The Omnibus  Regulation requires heavy-duty engine and vehicle manufacturers to comply with the new standards on  January 1, 2024, providing manufacturers only two years of lead time. In recognition of California’s unique  air quality issues, the federal Clean Air Act allows California to establish its own unique standards and not  be subject to the Act’s preemption provisions, provided California meets certain requirements – including  providing heavy-duty on-highway engine and vehicle manufacturers four full model years of lead time.  

“Truck and engine manufacturers are proud that today’s modern  engines reduce harmful emissions to near zero levels, and we are committed to building still cleaner  products – but CARB must provide manufacturers the minimum four years of lead time mandated by  Congress. We acknowledge that the Clean Air Act gives CARB the authority to establish California specific emissions standards and regulations; however, in doing so, CARB must follow Congress’s requirements. This lawsuit is simply to ensure that CARB follows all of the prescribed rules – one of which  is intended to maximize the likelihood of the smooth and successful implementation of new emission  standards,” EMA President Jed R. Mandel said.

“We urge the U.S. District Court for the Central District of California  to reaffirm the minimum four-year lead time requirement. We hope this matter will be resolved quickly so  that manufacturers have the lead time and regulatory certainty needed to develop and build the products our  customers – and our economy – depend on.” 
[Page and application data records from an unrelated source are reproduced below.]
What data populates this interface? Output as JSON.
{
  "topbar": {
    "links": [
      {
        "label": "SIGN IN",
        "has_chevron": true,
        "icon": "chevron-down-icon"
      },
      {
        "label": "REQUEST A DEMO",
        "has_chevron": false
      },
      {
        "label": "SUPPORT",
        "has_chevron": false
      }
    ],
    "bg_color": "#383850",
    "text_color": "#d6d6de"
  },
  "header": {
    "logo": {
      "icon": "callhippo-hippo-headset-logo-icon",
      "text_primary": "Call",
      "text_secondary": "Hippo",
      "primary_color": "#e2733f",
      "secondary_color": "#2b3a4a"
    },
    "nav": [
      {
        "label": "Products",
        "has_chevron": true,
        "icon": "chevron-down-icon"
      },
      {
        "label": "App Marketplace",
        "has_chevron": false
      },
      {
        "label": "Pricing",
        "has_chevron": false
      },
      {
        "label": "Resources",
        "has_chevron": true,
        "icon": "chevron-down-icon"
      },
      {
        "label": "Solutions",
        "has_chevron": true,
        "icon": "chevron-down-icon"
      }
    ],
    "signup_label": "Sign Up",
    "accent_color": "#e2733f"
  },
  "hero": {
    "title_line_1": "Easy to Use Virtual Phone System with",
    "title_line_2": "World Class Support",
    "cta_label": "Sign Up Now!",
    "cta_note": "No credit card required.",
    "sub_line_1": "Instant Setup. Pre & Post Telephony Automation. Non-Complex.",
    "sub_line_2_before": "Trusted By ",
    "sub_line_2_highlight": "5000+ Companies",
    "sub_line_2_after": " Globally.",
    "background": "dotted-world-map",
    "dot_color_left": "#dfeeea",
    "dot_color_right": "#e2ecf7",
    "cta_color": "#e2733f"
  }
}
When enacting the Clean Air Act, the U.S. Congress recognized that heavy-duty on-highway engine and vehicle manufacturers needed time to develop and produce products to meet stringent new emissions standards.  The highly diversified and low-volume commercial engine and vehicle manufacturing industry must design  multiple new engine and exhaust aftertreatment technologies, conduct extensive testing to ensure long-term  durability, integrate the new systems into extensive distinct vehicle chassis, and assure customers that the  new products will meet their needs through real-world demonstrations. The U.S. Congress set four full model years as the minimum amount of time manufacturers needed to complete  the product design and development process In 1986, the U.S. Court of Appeals for the District of  Columbia Circuit reaffirmed Congress’ intent. 

To read the lawsuit filing, click here